Cryo-electron microscopy (Cryo-EM) and drug discovery
Electron microscopy, invented almost a century ago, has historically been a powerful tool for visualizing the architecture of biologically relevant entities such as viruses, cells and tissue. Over the last two decades, rapid advances in imaging and computation technologies have expanded the usefulness of electron microscopy into exciting new realms. Electron microscopy at cryogenic temperatures, referred to as “cryo-EM” now enables 3D imaging of biological material at an unprecedented level of detail, at resolutions comparable to those achieved using X-ray crystallography. Related methods, using focused ion beams and scanning electron microscopy (FIB-SEM) are providing novel approaches to visualizing cells and tissue in 3D at a level of detail 10-100 times better than what is possible with optical confocal microscopy.
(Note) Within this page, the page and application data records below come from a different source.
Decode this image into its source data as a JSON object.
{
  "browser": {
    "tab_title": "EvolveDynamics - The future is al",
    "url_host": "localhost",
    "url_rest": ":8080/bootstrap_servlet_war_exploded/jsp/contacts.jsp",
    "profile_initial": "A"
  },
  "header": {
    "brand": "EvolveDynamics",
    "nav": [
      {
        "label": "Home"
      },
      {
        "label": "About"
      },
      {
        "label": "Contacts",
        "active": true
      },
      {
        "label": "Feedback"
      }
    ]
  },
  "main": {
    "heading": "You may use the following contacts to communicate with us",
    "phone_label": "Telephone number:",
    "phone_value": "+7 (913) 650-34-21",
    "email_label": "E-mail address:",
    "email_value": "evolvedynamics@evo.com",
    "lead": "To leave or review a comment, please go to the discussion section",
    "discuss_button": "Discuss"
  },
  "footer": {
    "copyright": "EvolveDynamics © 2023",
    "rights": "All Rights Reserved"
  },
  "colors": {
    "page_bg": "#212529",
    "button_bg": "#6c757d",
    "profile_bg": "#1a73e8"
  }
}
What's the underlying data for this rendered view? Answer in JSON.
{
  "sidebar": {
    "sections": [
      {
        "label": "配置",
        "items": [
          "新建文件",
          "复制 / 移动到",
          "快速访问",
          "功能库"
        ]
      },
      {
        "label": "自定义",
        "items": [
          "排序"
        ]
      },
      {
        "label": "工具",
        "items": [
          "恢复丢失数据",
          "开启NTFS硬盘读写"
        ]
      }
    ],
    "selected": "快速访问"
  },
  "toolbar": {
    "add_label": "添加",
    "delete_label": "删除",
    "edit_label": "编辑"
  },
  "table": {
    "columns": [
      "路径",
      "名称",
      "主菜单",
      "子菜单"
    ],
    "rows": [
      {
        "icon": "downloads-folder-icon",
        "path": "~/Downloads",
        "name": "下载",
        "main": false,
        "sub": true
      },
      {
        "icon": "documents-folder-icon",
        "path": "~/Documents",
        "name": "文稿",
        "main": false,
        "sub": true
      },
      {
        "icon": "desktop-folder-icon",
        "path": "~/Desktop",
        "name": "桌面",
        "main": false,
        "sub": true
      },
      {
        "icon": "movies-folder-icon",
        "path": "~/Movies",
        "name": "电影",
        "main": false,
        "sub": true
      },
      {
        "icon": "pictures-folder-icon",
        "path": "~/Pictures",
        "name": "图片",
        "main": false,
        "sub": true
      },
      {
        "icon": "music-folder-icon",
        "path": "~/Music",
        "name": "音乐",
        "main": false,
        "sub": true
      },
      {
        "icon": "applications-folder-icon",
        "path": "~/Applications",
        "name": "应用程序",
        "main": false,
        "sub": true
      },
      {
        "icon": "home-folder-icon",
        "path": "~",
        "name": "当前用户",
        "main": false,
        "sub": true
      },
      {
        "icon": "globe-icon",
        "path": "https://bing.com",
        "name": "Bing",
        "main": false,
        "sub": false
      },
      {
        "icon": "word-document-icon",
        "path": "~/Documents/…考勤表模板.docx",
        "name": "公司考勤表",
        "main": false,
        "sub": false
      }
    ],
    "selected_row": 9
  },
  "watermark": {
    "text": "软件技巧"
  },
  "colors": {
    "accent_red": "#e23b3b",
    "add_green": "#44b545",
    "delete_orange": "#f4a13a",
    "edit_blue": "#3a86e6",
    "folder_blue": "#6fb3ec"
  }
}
Our research program is focused on exploring the frontiers of structural biology and drug discovery using cryo-EM, as they relate to imaging molecules, viruses and cells with the central goal of accelerating the development of effective therapeutic agents to treat cancer, disorders of the brain and infectious diseases such as HIV and influenza.